**Work to complete**
What lines in the following entries hold the word "title"? Copy each one.

Element data from apps and pages:
※ ※ ※

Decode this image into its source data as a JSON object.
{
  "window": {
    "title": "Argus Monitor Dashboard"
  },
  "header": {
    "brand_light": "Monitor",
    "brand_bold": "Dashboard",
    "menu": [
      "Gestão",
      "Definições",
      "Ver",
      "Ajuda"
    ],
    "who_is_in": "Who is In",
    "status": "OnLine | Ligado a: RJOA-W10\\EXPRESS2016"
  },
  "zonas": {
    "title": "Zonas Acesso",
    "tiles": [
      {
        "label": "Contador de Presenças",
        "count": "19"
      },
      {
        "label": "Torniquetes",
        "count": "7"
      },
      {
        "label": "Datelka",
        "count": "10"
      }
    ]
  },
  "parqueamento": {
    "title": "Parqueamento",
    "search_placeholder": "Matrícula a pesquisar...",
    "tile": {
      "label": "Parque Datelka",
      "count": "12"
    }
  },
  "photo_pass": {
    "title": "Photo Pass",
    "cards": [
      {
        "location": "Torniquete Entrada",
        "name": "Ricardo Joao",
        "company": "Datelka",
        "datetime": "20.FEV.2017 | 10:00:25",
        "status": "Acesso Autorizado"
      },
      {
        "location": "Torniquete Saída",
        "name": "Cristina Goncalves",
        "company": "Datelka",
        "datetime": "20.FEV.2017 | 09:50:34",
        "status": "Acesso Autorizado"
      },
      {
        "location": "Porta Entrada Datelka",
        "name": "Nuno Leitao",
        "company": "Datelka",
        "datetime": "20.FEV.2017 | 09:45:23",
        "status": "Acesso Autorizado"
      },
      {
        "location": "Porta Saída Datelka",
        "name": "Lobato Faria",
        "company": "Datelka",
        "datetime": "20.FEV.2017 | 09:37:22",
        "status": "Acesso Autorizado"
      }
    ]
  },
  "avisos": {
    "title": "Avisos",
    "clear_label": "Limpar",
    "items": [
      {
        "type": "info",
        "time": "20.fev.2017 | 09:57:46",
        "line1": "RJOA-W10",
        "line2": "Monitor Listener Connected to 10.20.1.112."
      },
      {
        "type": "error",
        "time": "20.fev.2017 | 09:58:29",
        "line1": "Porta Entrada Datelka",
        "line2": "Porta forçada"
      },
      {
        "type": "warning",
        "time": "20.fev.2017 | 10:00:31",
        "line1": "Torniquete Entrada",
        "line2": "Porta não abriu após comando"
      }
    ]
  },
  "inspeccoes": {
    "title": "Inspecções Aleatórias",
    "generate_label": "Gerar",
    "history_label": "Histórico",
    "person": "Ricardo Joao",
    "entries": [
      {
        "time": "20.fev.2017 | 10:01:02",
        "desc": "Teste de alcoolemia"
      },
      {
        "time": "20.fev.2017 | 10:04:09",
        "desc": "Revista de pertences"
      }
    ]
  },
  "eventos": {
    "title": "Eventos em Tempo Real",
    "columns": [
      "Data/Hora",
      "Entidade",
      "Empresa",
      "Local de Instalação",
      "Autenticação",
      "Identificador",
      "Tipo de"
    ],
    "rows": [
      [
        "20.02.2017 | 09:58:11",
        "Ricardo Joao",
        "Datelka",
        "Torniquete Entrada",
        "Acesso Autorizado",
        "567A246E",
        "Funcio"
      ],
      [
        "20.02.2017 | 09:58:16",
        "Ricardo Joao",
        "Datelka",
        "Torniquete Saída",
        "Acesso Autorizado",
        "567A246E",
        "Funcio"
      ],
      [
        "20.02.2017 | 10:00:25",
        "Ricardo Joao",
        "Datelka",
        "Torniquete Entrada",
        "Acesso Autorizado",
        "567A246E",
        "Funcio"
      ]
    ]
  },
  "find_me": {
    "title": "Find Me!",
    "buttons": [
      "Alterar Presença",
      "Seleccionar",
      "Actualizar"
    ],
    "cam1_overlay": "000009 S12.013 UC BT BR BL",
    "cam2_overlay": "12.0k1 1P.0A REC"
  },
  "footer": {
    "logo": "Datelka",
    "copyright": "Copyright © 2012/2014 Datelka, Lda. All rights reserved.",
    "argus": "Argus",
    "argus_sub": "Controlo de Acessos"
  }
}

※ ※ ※

**Reply**
    "title": "Argus Monitor Dashboard"
    "title": "Zonas Acesso",
    "title": "Parqueamento",
    "title": "Photo Pass",
    "title": "Avisos",
    "title": "Inspecções Aleatórias",
    "title": "Eventos em Tempo Real",
    "title": "Find Me!",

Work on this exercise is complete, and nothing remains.